As for the elements of romance, bromance, comedy and the like, I’d still argue that Woo does a capable job of handling them as well. Subtlety is not the name of the game, especially when one considers that the final shootout transpires in a church with statues of the Virgin Mary getting blown to smithereens with rocket pistols, or whatever the heck those were. A lot of the character-driven elements are delivered in style akin to what cinefiles consider ‘melodramatic.’ This is a term that has earned itself a negative connotation in recent times, but when certain aspects of a film are tweaked correctly, then the melodrama can still produce some reactions from an audience. In the case of The Killer, it is the presence of the actors that brought that sense of respectability. Chow-Yun Fat and Danny Lee are a great pair and work off one another in clever fashion throughout. They bring an intelligence and a nice dramatic weight to their respective characters which I appreciated a lot. They both follow a code of honour even though they are on opposite sides of the law, and therefore when they come into conflict, leading to a delicious game of cat and mouse. There are moments when all their skills and wits are put to the test, with the results sometimes being thrilling and other times quite funny, which, again, comes back to this notion of Woo wanting to play around with several tones and moods for his individual movies.
The Killer brings many of the quintessential John Woo signatures to the fore, such as slow motion, melodrama, and even some pigeons who seem to know just when and where to fly by in order to give a scene that extra little pigeon-like ‘oomph!’ I’m being facetious about that last point of course, but I am more than sincere about everything else I’ve written in this review of the film.
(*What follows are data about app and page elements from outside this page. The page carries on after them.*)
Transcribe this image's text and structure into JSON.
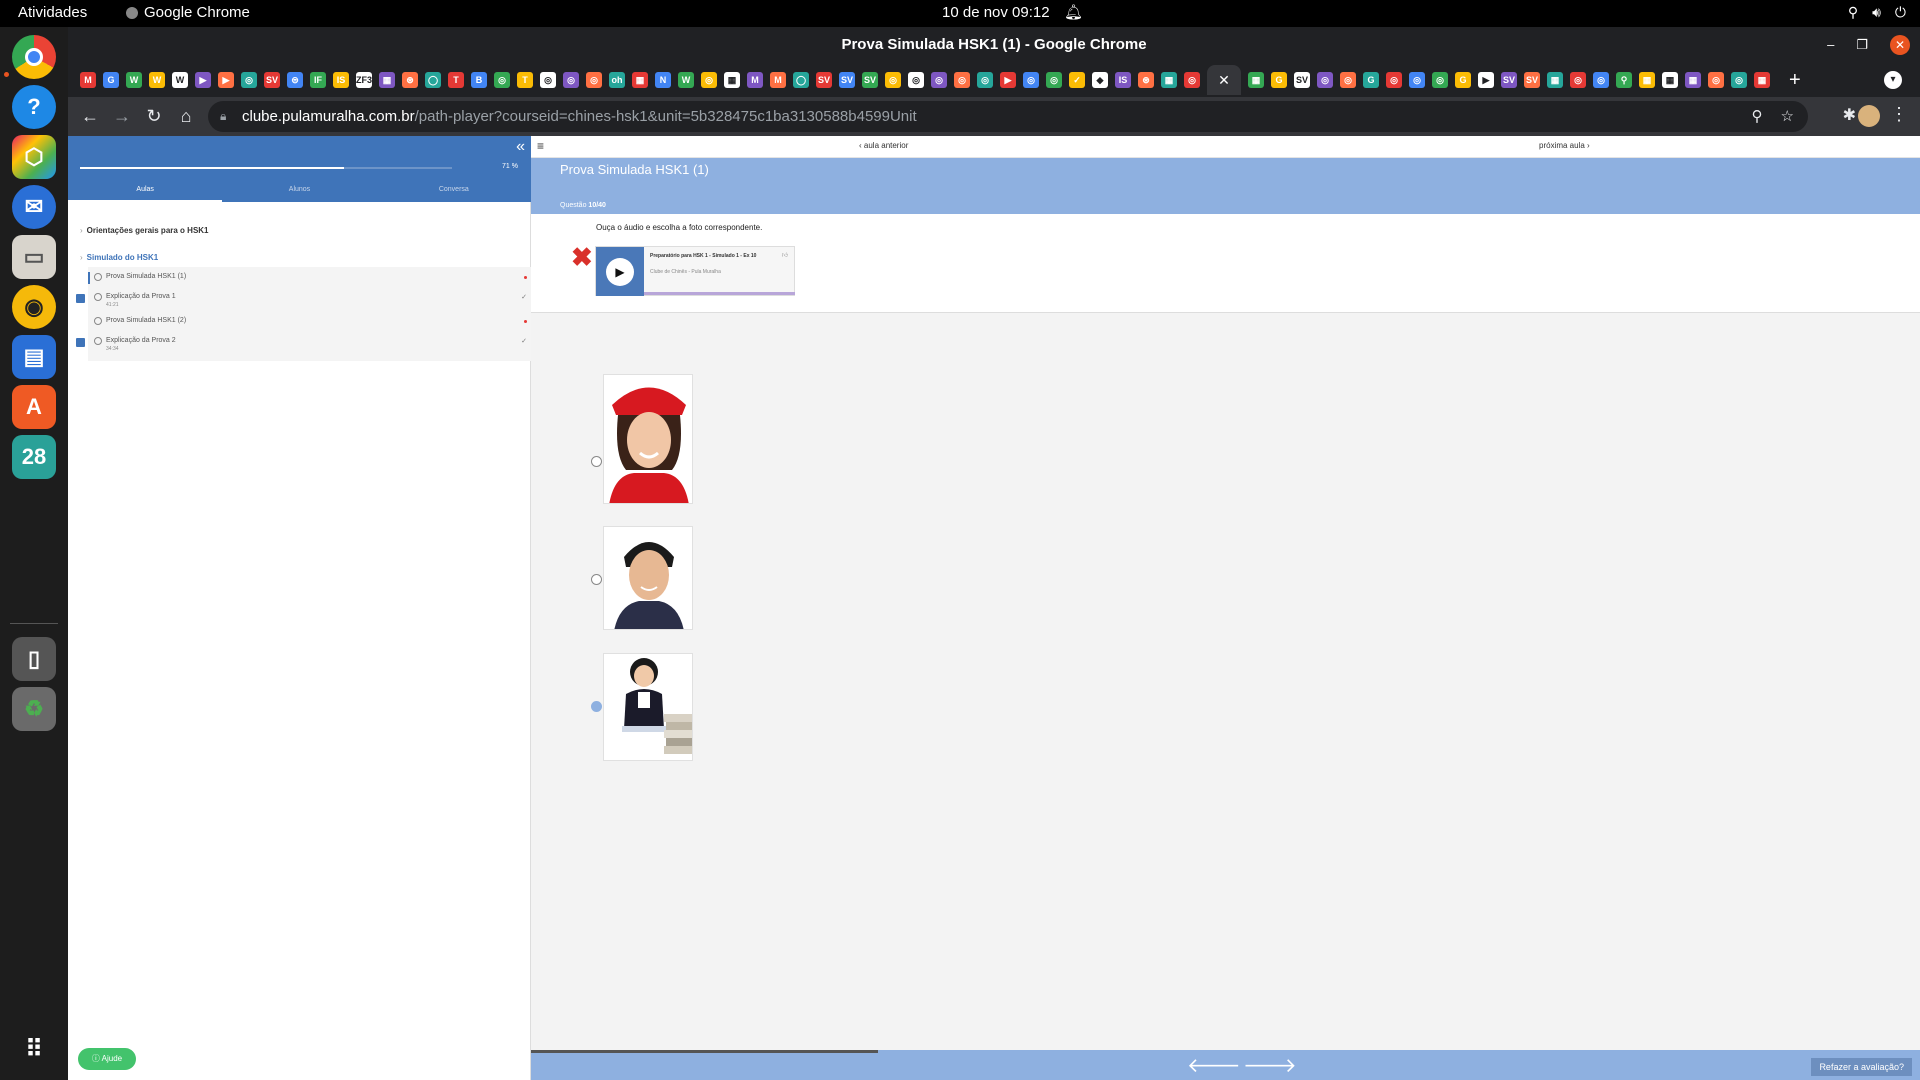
{
  "system": {
    "activities": "Atividades",
    "app_name": "Google Chrome",
    "clock": "10 de nov  09:12"
  },
  "dock": {
    "calendar_day": "28"
  },
  "window": {
    "title": "Prova Simulada HSK1 (1) - Google Chrome"
  },
  "browser": {
    "url_host": "clube.pulamuralha.com.br",
    "url_path": "/path-player?courseid=chines-hsk1&unit=5b328475c1ba3130588b4599Unit",
    "favicons": [
      "M",
      "G",
      "W",
      "W",
      "W",
      "▶",
      "▶",
      "◎",
      "SV",
      "⊜",
      "IF",
      "IS",
      "ZF3",
      "▦",
      "⊛",
      "◯",
      "T",
      "B",
      "◎",
      "T",
      "◎",
      "◎",
      "◎",
      "oh",
      "▦",
      "N",
      "W",
      "◎",
      "▦",
      "M",
      "M",
      "◯",
      "SV",
      "SV",
      "SV",
      "◎",
      "◎",
      "◎",
      "◎",
      "◎",
      "▶",
      "◎",
      "◎",
      "✓",
      "◆",
      "IS",
      "⊛",
      "▦",
      "◎",
      "✕",
      "▦",
      "G",
      "SV",
      "◎",
      "◎",
      "G",
      "◎",
      "◎",
      "◎",
      "G",
      "▶",
      "SV",
      "SV",
      "▦",
      "◎",
      "◎",
      "⚲",
      "▦",
      "▦",
      "▦",
      "◎",
      "◎",
      "▦"
    ],
    "accent": "#35363a"
  },
  "sidebar": {
    "progress_percent": 71,
    "progress_label": "71 %",
    "tabs": [
      "Aulas",
      "Alunos",
      "Conversa"
    ],
    "sections": [
      {
        "label": "Orientações gerais para o HSK1"
      },
      {
        "label": "Simulado do HSK1"
      }
    ],
    "lessons": [
      {
        "title": "Prova Simulada HSK1 (1)",
        "duration": "",
        "status": "pending"
      },
      {
        "title": "Explicação da Prova 1",
        "duration": "41:21",
        "status": "done"
      },
      {
        "title": "Prova Simulada HSK1 (2)",
        "duration": "",
        "status": "pending"
      },
      {
        "title": "Explicação da Prova 2",
        "duration": "34:34",
        "status": "done"
      }
    ],
    "help_label": "Ajude",
    "accent": "#3f74b9"
  },
  "main": {
    "prev_label": "aula anterior",
    "next_label": "próxima aula",
    "title": "Prova Simulada HSK1 (1)",
    "question_prefix": "Questão",
    "question_number": "10/40",
    "prompt": "Ouça o áudio e escolha a foto correspondente.",
    "player": {
      "title": "Preparatório para HSK 1 - Simulado 1 - Ex 10",
      "subtitle": "Clube de Chinês - Pula Muralha"
    },
    "options": [
      {
        "image": "woman-red-hat-photo",
        "selected": false
      },
      {
        "image": "young-man-photo",
        "selected": false
      },
      {
        "image": "girl-studying-books-photo",
        "selected": true
      }
    ],
    "redo_label": "Refazer a avaliação?",
    "header_color": "#8eb0e0"
  }
}
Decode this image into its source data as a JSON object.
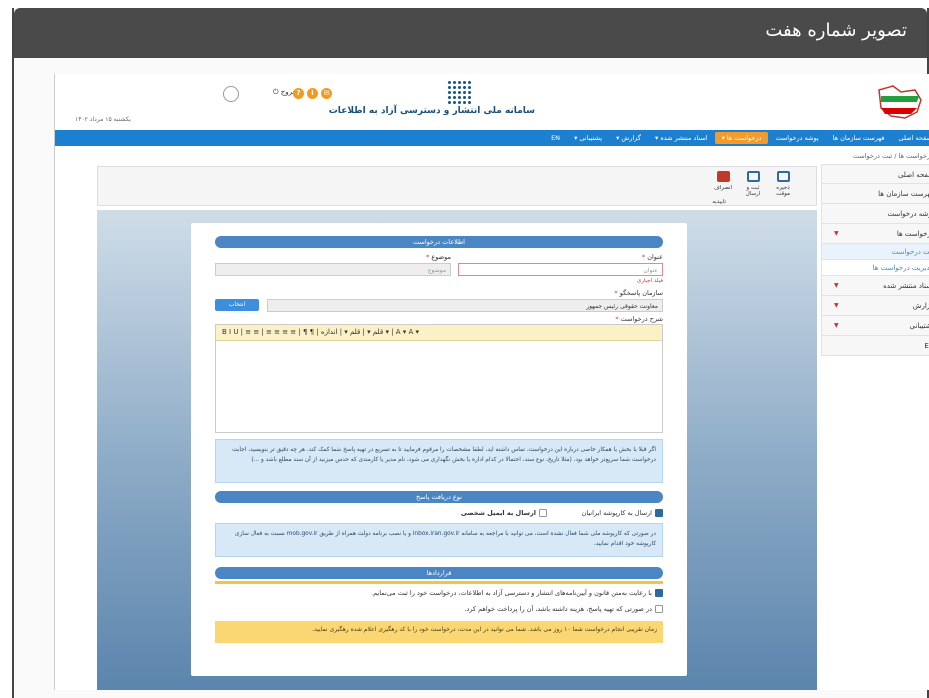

The Killer, for all its elements that people accustomed to early 21st century action movies might find silly and intentionally funny, is quite a fun little movie and reinforces the argument that Chow-Yun Fat is an indelible action movie star.